The Secret Between the Shadow and the Soul. 2019. Branford Marsalis Quartet

May 1, 2021

The Secret between the Shadow and the SoulThe Secret Between the Shadow and the Soul. 2019. Branford Marsalis Quartet (Branford Marsalis, saxophone; Joey Calderazzo, pianist; Eric Revis, bassist; Justin Faulkner, drums). Sony Music. Contents: Dance of the Evil Toys (Eric Revis), Conversation Among the Ruins (Joey Calderazzo), Snake Hip Waltz (Andrew Hill), Cianna (Joey Calderazzo), Nilaste (Eric Revis), Life Filtering from the Water Flowers (Brandford Marsalis), The Windup (Keith Jarrett). Digital Download or Compact Disc. 7 tracks (62:17). Amazon Music, Apple Music, Spotify. $9.99

Branford Marsalis has led several iterations of his quartet over the years; the current ensemble features pianist Joey Calderazzo, bassist Eric Revis, and drummer Justin Faulkner. The Secret Between the Shadow and the Soul balances the group’s traditionalist inclinations with virtuosic free improvisation and unbridled expression.

Revis’s Dance of the Evil Toys employs an unpredictable, sinuous melody that playfully trades back and forth between Marsalis and Calderazzo above a primal, incessant bass line with comical, whirring interjections from Faulkner. This oddball evocation of mechanical toys gives way to breakneck post-bop solos from Marsalis and Calderazzo. Revis is also the composer of Nilaste, a ballad based on an ostinato bass line. For both of Revis’s tunes, Calderazzo and Marsalis perform adroit solos, each with a clear sense of narrative married to the admirable ability to react instinctually to the rest of the ensemble. In relatively stark contrast to Revis’s adventurous pieces, Calderazzo’s haunting Conversation Among the Ruins is a more traditional tune buoyed by colorful harmony, delightful textures, melodic syncopations, and some masterful Latin-tinged brushwork from Faulkner. Conversations Among the Ruins features solos from Calderazzo and Marsalis that are dexterous in their climaxes, but also played with moving nostalgia.

Calderazzo’s Cianna is more direct in its Latin groove, beginning with a rhumba and continuing to the most traditional-sounding rhythmic feel of the album. This track is perhaps the CD’s most insistent earworm. The last original on the album is Life Filtering from the Water Flowers, which pays tribute to Marsalis’s late mother, Delores Marsalis. Calderazzo plucks inside the piano and Revis taps the body of his double bass, creating a mystical, grief-stricken soundworld. The overall aphoristic effect of these percussive explorations is similar to that of an experimental classical composition.
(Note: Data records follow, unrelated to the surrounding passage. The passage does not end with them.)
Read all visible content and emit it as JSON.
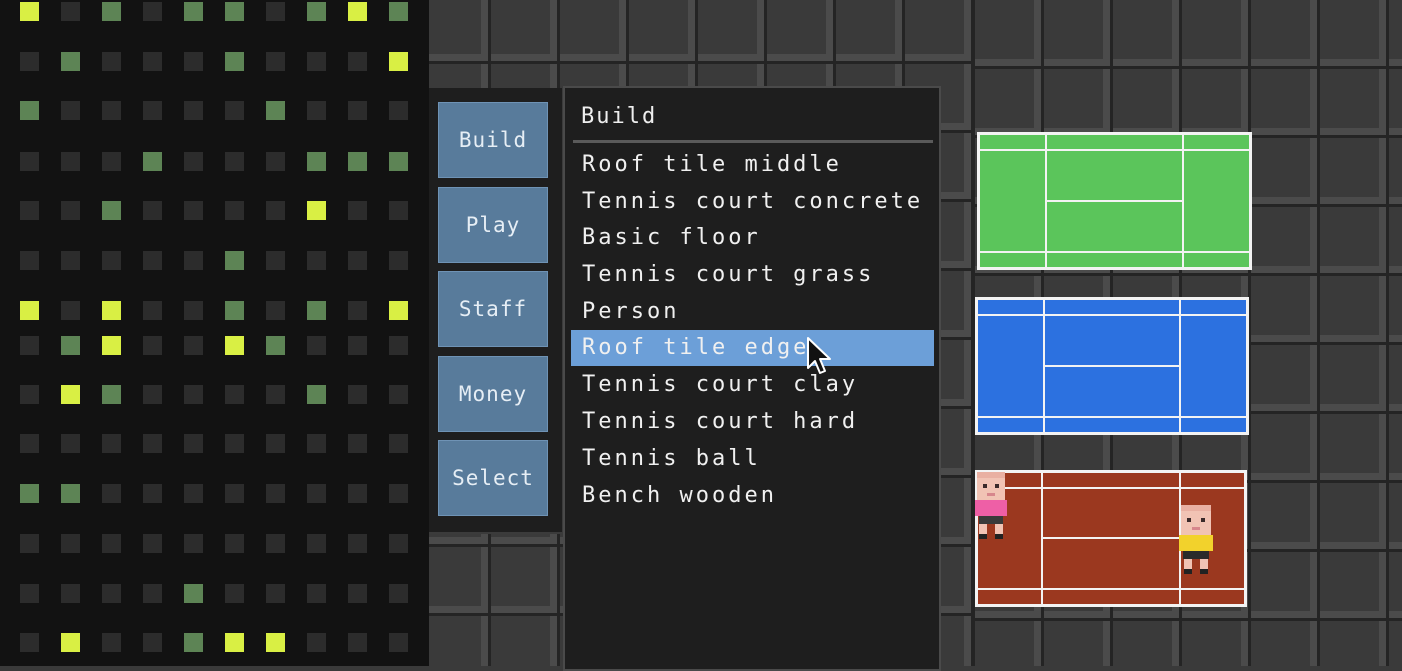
{
  "colors": {
    "button": "#587b9b",
    "menu_bg": "#1e1e1e",
    "selected_row": "#6c9fd8",
    "grass": "#5bc55b",
    "hard": "#2c71e0",
    "clay": "#9b381f",
    "led_off": "#2c2c2c",
    "led_mid": "#5d8455",
    "led_lite": "#9bbc5e",
    "led_bright": "#d9ef44"
  },
  "led_grid": {
    "rows": [
      "2.1.11.121",
      ".1...1...2",
      "1.....1...",
      "...1...111",
      "..1....2..",
      ".....1....",
      "2.2..1.1.2",
      ".12..21...",
      ".21....1..",
      "..........",
      "11........",
      "..........",
      "....1.....",
      ".2..122..."
    ],
    "legend": {
      ".": "off",
      "1": "mid",
      "2": "bright"
    }
  },
  "side_buttons": [
    {
      "label": "Build"
    },
    {
      "label": "Play"
    },
    {
      "label": "Staff"
    },
    {
      "label": "Money"
    },
    {
      "label": "Select"
    }
  ],
  "build_menu": {
    "title": "Build",
    "items": [
      {
        "label": "Roof tile middle"
      },
      {
        "label": "Tennis court concrete"
      },
      {
        "label": "Basic floor"
      },
      {
        "label": "Tennis court grass"
      },
      {
        "label": "Person"
      },
      {
        "label": "Roof tile edge"
      },
      {
        "label": "Tennis court clay"
      },
      {
        "label": "Tennis court hard"
      },
      {
        "label": "Tennis ball"
      },
      {
        "label": "Bench wooden"
      }
    ],
    "selected_index": 5
  },
  "courts": [
    {
      "surface": "grass"
    },
    {
      "surface": "hard"
    },
    {
      "surface": "clay"
    }
  ],
  "players": [
    {
      "shirt": "pink"
    },
    {
      "shirt": "yellow"
    }
  ]
}
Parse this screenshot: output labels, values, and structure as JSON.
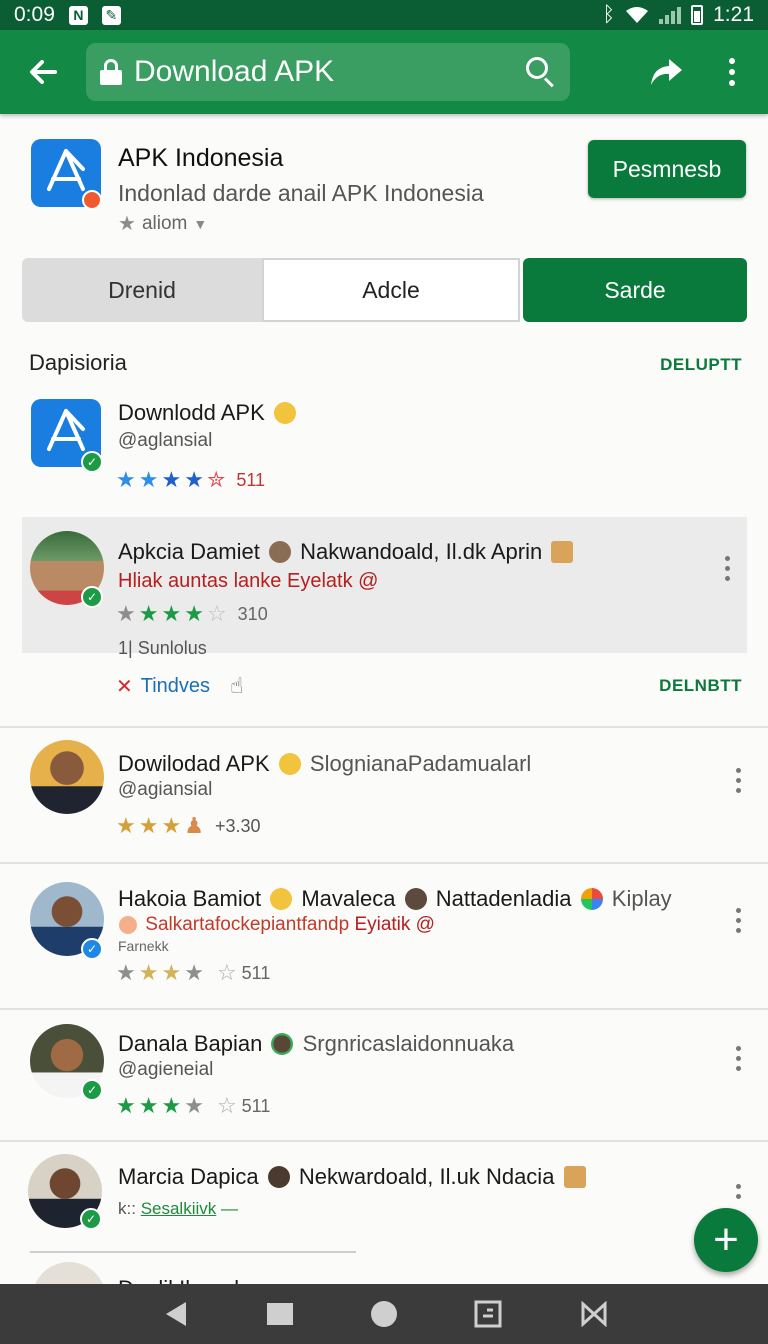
{
  "status_bar": {
    "time_left": "0:09",
    "time_right": "1:21"
  },
  "toolbar": {
    "query": "Download APK"
  },
  "header": {
    "title": "APK Indonesia",
    "subtitle": "Indonlad darde anail  APK Indonesia",
    "meta": "aliom",
    "primary_button": "Pesmnesb"
  },
  "segments": [
    {
      "label": "Drenid"
    },
    {
      "label": "Adcle"
    },
    {
      "label": "Sarde"
    }
  ],
  "section": {
    "title": "Dapisioria",
    "action": "DELUPTT"
  },
  "items": [
    {
      "title": "Downlodd APK",
      "handle": "@aglansial",
      "rating_count": "511",
      "rating": 4
    },
    {
      "title": "Apkcia Damiet",
      "title_extra": "Nakwandoald, Il.dk Aprin",
      "subtitle_a": "Hliak auntas lanke",
      "subtitle_b": "Eyelatk @",
      "rating_count": "310",
      "rating": 4,
      "meta": "1|  Sunlolus",
      "action_a": "Tindves",
      "action_right": "DELNBTT"
    },
    {
      "title": "Dowilodad APK",
      "title_extra": "SlognianaPadamualarl",
      "handle": "@agiansial",
      "rating_count": "+3.30",
      "rating": 3
    },
    {
      "title": "Hakoia Bamiot",
      "title_extra_1": "Mavaleca",
      "title_extra_2": "Nattadenladia",
      "title_extra_3": "Kiplay",
      "subtitle_a": "Salkartafockepiantfandp",
      "subtitle_b": "Eyiatik @",
      "meta": "Farnekk",
      "rating_count": "511",
      "rating": 3
    },
    {
      "title": "Danala Bapian",
      "title_extra": "Srgnricaslaidonnuaka",
      "handle": "@agieneial",
      "rating_count": "511",
      "rating": 3
    },
    {
      "title": "Marcia Dapica",
      "title_extra": "Nekwardoald, Il.uk Ndacia",
      "meta": "k::",
      "link": "Sesalkiivk"
    },
    {
      "title": "Dnnlil Ilanndn"
    }
  ],
  "colors": {
    "status_bar": "#0b5d33",
    "toolbar": "#128a45",
    "accent": "#0a7a3c",
    "star_green": "#1d9a45",
    "star_gold": "#d4a03a"
  }
}
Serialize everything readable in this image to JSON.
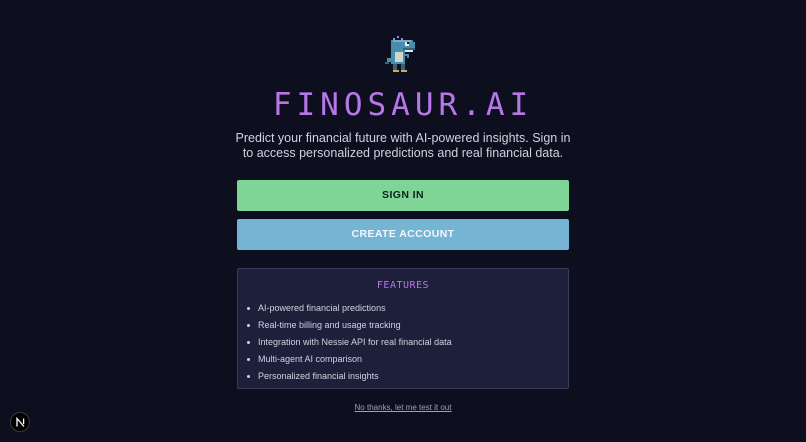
{
  "brand": {
    "title": "FINOSAUR.AI",
    "logo_icon": "pixel-dinosaur-icon",
    "accent_color": "#b777e8"
  },
  "intro": {
    "tagline": "Predict your financial future with AI-powered insights. Sign in to access personalized predictions and real financial data."
  },
  "actions": {
    "sign_in_label": "SIGN IN",
    "sign_in_color": "#7ed595",
    "create_account_label": "CREATE ACCOUNT",
    "create_account_color": "#75b4d2"
  },
  "features": {
    "title": "FEATURES",
    "items": [
      "AI-powered financial predictions",
      "Real-time billing and usage tracking",
      "Integration with Nessie API for real financial data",
      "Multi-agent AI comparison",
      "Personalized financial insights"
    ]
  },
  "skip": {
    "label": "No thanks, let me test it out"
  },
  "dev_badge": {
    "icon": "nextjs-logo-icon",
    "letter": "N"
  }
}
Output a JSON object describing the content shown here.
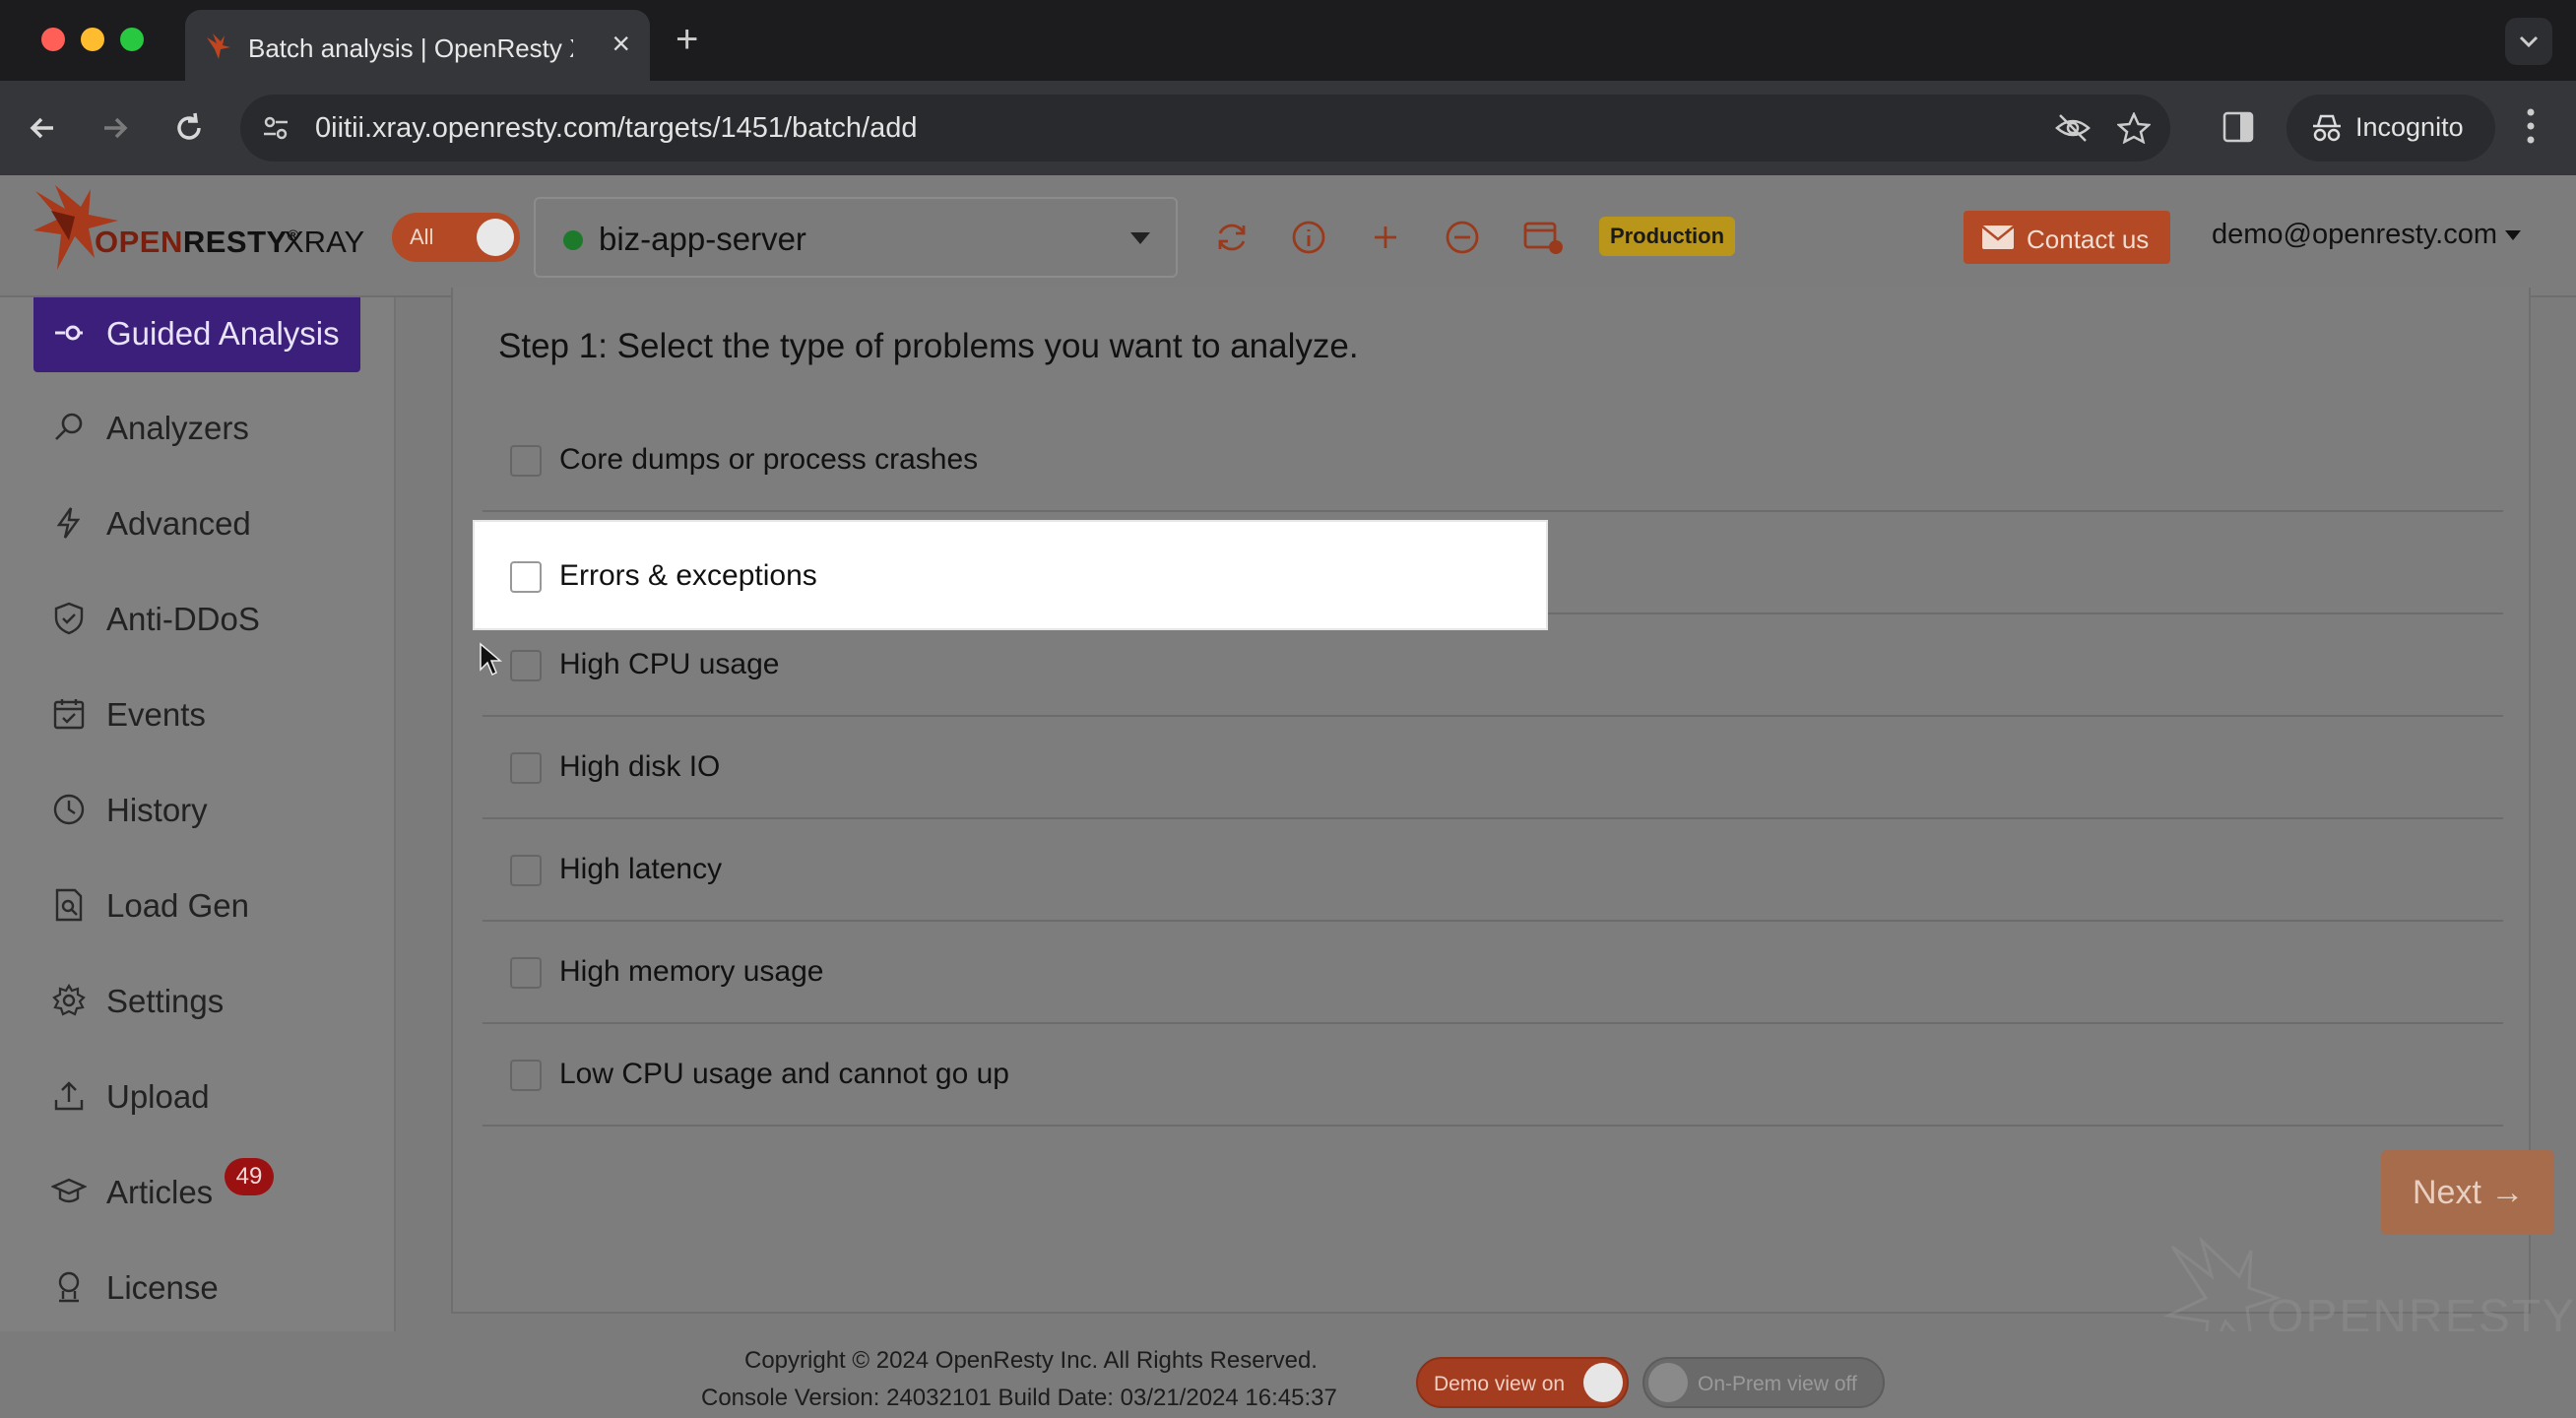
{
  "browser": {
    "tab_title": "Batch analysis | OpenResty X",
    "url": "0iitii.xray.openresty.com/targets/1451/batch/add",
    "incognito_label": "Incognito"
  },
  "header": {
    "logo_open": "OPEN",
    "logo_resty": "RESTY",
    "logo_reg": "®",
    "logo_xray": "XRAY",
    "toggle_all_label": "All",
    "target_name": "biz-app-server",
    "target_status_color": "#1d7a2b",
    "environment_badge": "Production",
    "contact_label": "Contact us",
    "user_email": "demo@openresty.com"
  },
  "sidebar": {
    "items": [
      {
        "label": "Guided Analysis",
        "icon": "guided-analysis-icon",
        "active": true
      },
      {
        "label": "Analyzers",
        "icon": "magnifier-icon"
      },
      {
        "label": "Advanced",
        "icon": "bolt-icon"
      },
      {
        "label": "Anti-DDoS",
        "icon": "shield-icon"
      },
      {
        "label": "Events",
        "icon": "calendar-icon"
      },
      {
        "label": "History",
        "icon": "clock-icon"
      },
      {
        "label": "Load Gen",
        "icon": "document-search-icon"
      },
      {
        "label": "Settings",
        "icon": "gear-icon"
      },
      {
        "label": "Upload",
        "icon": "upload-icon"
      },
      {
        "label": "Articles",
        "icon": "graduation-cap-icon",
        "badge": "49"
      },
      {
        "label": "License",
        "icon": "award-icon"
      }
    ]
  },
  "main": {
    "step_title": "Step 1: Select the type of problems you want to analyze.",
    "options": [
      {
        "label": "Core dumps or process crashes",
        "checked": false
      },
      {
        "label": "Errors & exceptions",
        "checked": false,
        "highlighted": true
      },
      {
        "label": "High CPU usage",
        "checked": false
      },
      {
        "label": "High disk IO",
        "checked": false
      },
      {
        "label": "High latency",
        "checked": false
      },
      {
        "label": "High memory usage",
        "checked": false
      },
      {
        "label": "Low CPU usage and cannot go up",
        "checked": false
      }
    ],
    "next_label": "Next →",
    "watermark_text": "OPENRESTY"
  },
  "footer": {
    "copyright": "Copyright © 2024 OpenResty Inc. All Rights Reserved.",
    "version": "Console Version: 24032101 Build Date: 03/21/2024 16:45:37",
    "demo_view_label": "Demo view on",
    "onprem_view_label": "On-Prem view off"
  },
  "colors": {
    "accent": "#b34a25",
    "active_nav": "#3c1f7a",
    "badge": "#9b1010"
  }
}
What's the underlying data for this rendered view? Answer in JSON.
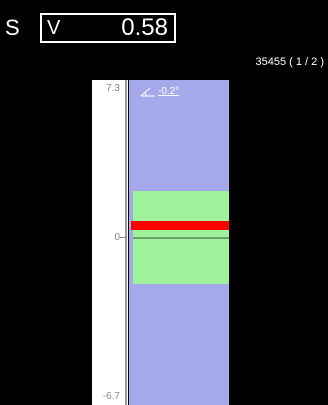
{
  "header": {
    "axis_letter": "S",
    "field_label": "V",
    "value": "0.58"
  },
  "counter": "35455 ( 1 / 2 )",
  "scale": {
    "top_label": "7.3",
    "zero_label": "0",
    "bottom_label": "-6.7"
  },
  "angle": {
    "icon": "angle-icon",
    "text": "-0.2°"
  },
  "colors": {
    "background": "#000000",
    "column": "#a6a8ec",
    "band": "#9ff29a",
    "marker": "#ff0000"
  }
}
Marsalis plays tenor sax on the tune, overlaying the thumps and taps with a somber meditation that gives way to a section of high-intensity jazz keening. This latter section mixes a Coltrane-esque wall-of-sound grit with poignant, dark melodies.

The remainder of the disc balances out the darkness of Life Filtering with ebullient performances of bright cover songs. The first, Andrew Hill’s Snake Hip Waltz, is an idiosyncratic blues-waltz that features burning solos by Marsalis, a McCoy Tyner-channeling Calderazzo, and Revis, who sings along with his improvisation. The closing track of the album is an extended New Orleans-style take on Keith Jarret’s tune The Windup, during which the group imposes a second-line feel supporting some churchy gospel sounds from the ensemble.

The musicians shine during their solo improvisations, but are just as captivating in their intuitive reactions while supporting one another during those improvisations. All of the musicians are brilliant, but this album shines because of the unique way they create jazz with one another, interacting intuitively to create wildly expressive music.

784 Last modified on January 24, 2022